Kirby Yates is the player on the list I’m most interested in, but he’d also be the most costly, by far. He’s not a rental, but he’s only under contract for one more season after 2019, and that would be a difficult pill to swallow, given the cost he’s sure to command as one of the premier relief arms in the major leagues. The talks almost certainly start with one of Casas/Dalbec, I would think, with secondary pieces like Nick Decker also making sense. I do think playing on Jay Groome’s ceiling as a tertiary piece could make the deal more appealing for the Padres, who are getting really close to contention themselves, and would need such a sweetener to forgo holding on to Yates. One thing is for sure, though: Yates is filthy, and would instantly be our best reliever by a significant margin.

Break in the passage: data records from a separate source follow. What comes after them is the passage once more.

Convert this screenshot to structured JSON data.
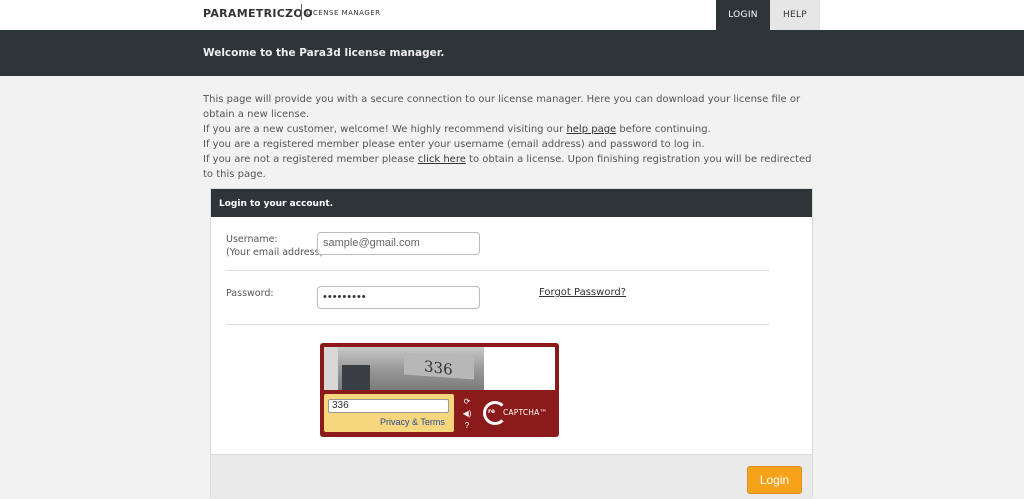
{
  "topbar": {
    "brand": "PARAMETRICZOO",
    "brand_sub": "LICENSE MANAGER",
    "nav": {
      "login": "LOGIN",
      "help": "HELP"
    }
  },
  "band": {
    "title": "Welcome to the Para3d license manager."
  },
  "intro": {
    "line1": "This page will provide you with a secure connection to our license manager. Here you can download your license file or obtain a new license.",
    "line2_pre": "If you are a new customer, welcome! We highly recommend visiting our ",
    "line2_link": "help page",
    "line2_post": " before continuing.",
    "line3": "If you are a registered member please enter your username (email address) and password to log in.",
    "line4_pre": "If you are not a registered member please ",
    "line4_link": "click here",
    "line4_post": " to obtain a license. Upon finishing registration you will be redirected to this page."
  },
  "panel": {
    "title": "Login to your account.",
    "username_label": "Username:",
    "username_hint": "(Your email address)",
    "username_value": "sample@gmail.com",
    "password_label": "Password:",
    "password_value": "•••••••••",
    "forgot_label": "Forgot Password?",
    "login_label": "Login"
  },
  "captcha": {
    "image_text": "336",
    "input_value": "336",
    "privacy_label": "Privacy & Terms",
    "logo_re": "re",
    "logo_word": "CAPTCHA™",
    "icons": [
      "refresh-icon",
      "audio-icon",
      "help-icon"
    ]
  }
}
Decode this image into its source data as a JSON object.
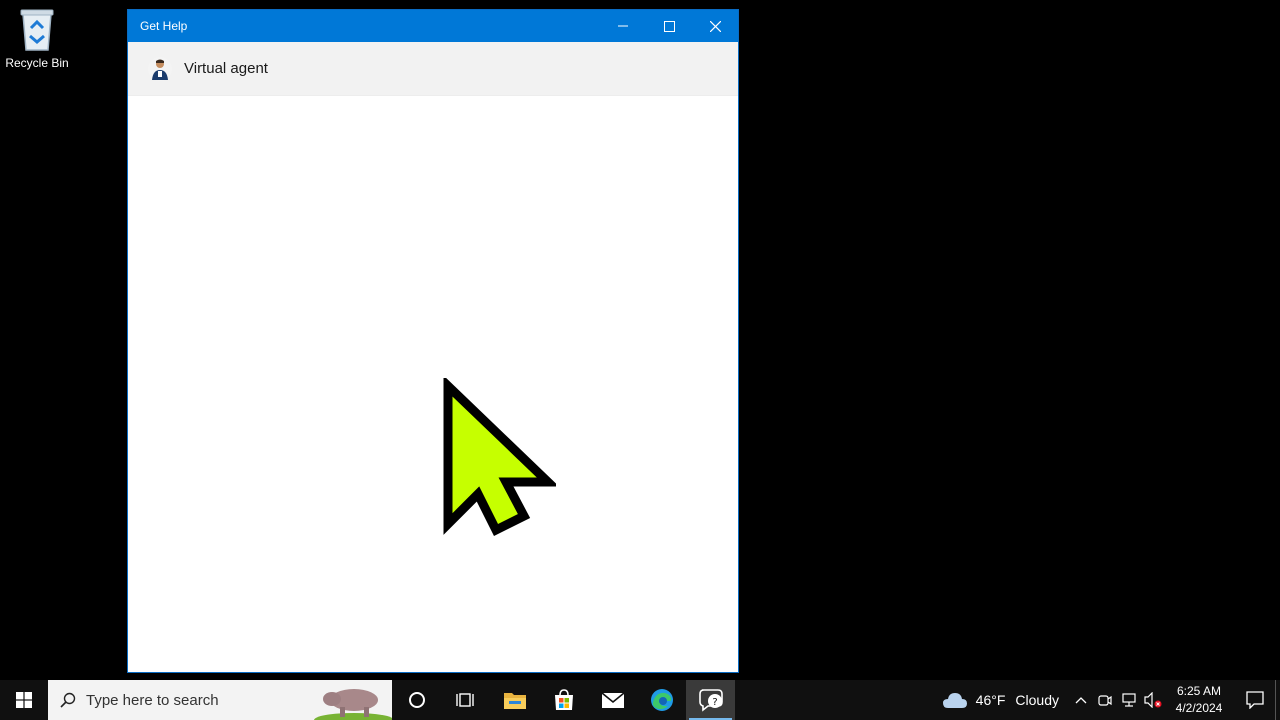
{
  "desktop": {
    "icons": [
      {
        "label": "Recycle Bin",
        "icon": "recycle-bin-icon"
      }
    ]
  },
  "window": {
    "title": "Get Help",
    "controls": {
      "minimize": "minimize-icon",
      "maximize": "maximize-icon",
      "close": "close-icon"
    },
    "header": {
      "agent_name": "Virtual agent",
      "avatar": "agent-avatar-icon"
    }
  },
  "taskbar": {
    "search_placeholder": "Type here to search",
    "apps": [
      "cortana-icon",
      "task-view-icon",
      "file-explorer-icon",
      "microsoft-store-icon",
      "mail-icon",
      "edge-icon",
      "get-help-icon"
    ],
    "active_app": "get-help-icon",
    "weather": {
      "temperature": "46°F",
      "condition": "Cloudy",
      "icon": "cloud-icon"
    },
    "clock": {
      "time": "6:25 AM",
      "date": "4/2/2024"
    }
  },
  "colors": {
    "titlebar": "#0078d7",
    "taskbar": "#101010",
    "cursor": "#c6ff00"
  }
}
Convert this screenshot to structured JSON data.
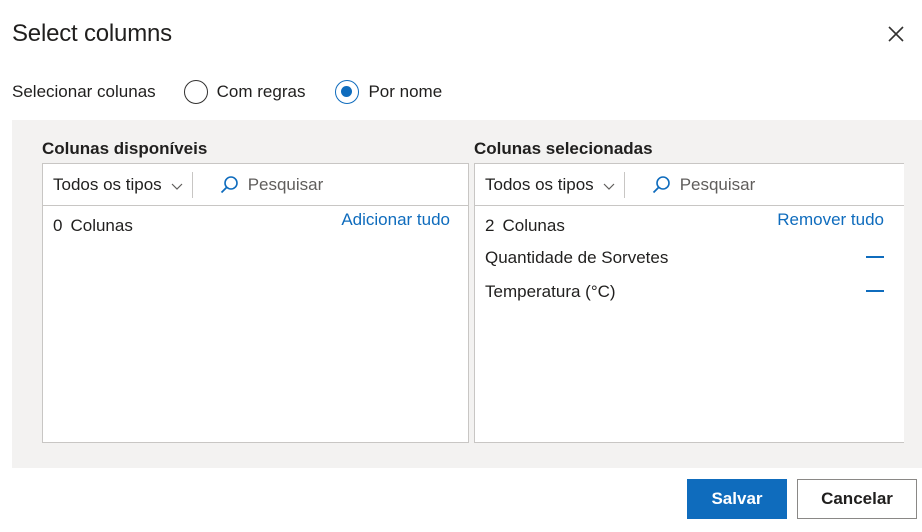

I’m not sure we need another starter, especially if we get another reliever. In my mind, once we get a reliever, we can shift Eovaldi back to a 5th-7th inning role, and have him used as a follower to Andrew Cashner. By having the two piggyback, you can get through 7 innings, and save the pen, while also not overextending either of the two starting class pitchers, and keeping them fresh for the playoffs.
And yes, extend Mookie. Duh. Hopefully they do that soon, and he doesn’t cost ten zillion dollars.
Make a Move, but Keep it Cheap - Phantom255x
What they said - The Red Sox should get a 7th/8th inning arm to go side by side with Matt Barnes, Brandon Workman, Marcus Walden, Nate Eovaldi, and Darwinzon Hernandez. The guys we’d most want will just be too expensive, so no Edwin Díaz, no Kirby Yates, no Shane Greene. Instead, we should target Sam Dyson, Tony Watson, Mychal Givens, Alex Colome, or Daniel Hudson. The best would be Watson, but the Giants may not sell.
I have to preface this by saying I do not think the Giants will be sellers. Thus, the best option of the lot by a significant margin (Tony Watson) is off the board. Of those left in contention on the list, my personal favorite is actually Mychal Givens.
“But Jake”, you say, “he has a mid 4’s ERA, and serves up dingers for breakfast, lunch, and dinner!”
This is a fair concern! Especially at Fenway Park. He’s keeping the ball in the air, more than he is keeping it on the ground. He’s also given up too much hard contact, and nearly a quarter of his fly balls are leaving the park. These things are not likely to change. Something caught my eye though, when looking at his numbers.
Against the 3-5 hitters in the lineup, Givens has given up 5 hits and 4 walks in 47 plate appearances. This is a small sample size, for sure, but that’s incredible. Those hitters are hitting .116/.191/.395 against Givens. While it may be unreasonable to expect this going forward, it still stands out as a positive against his otherwise negative looking profile. For reference, Barnes has given up 18 hits, and 8 walks in 78 plate appearances. His same triple slash against is .261/.333/.420.
Again, consider the sample size, but if we’re going cheap, we could probably do worse than Givens, someone who has had some measure of success in the AL East.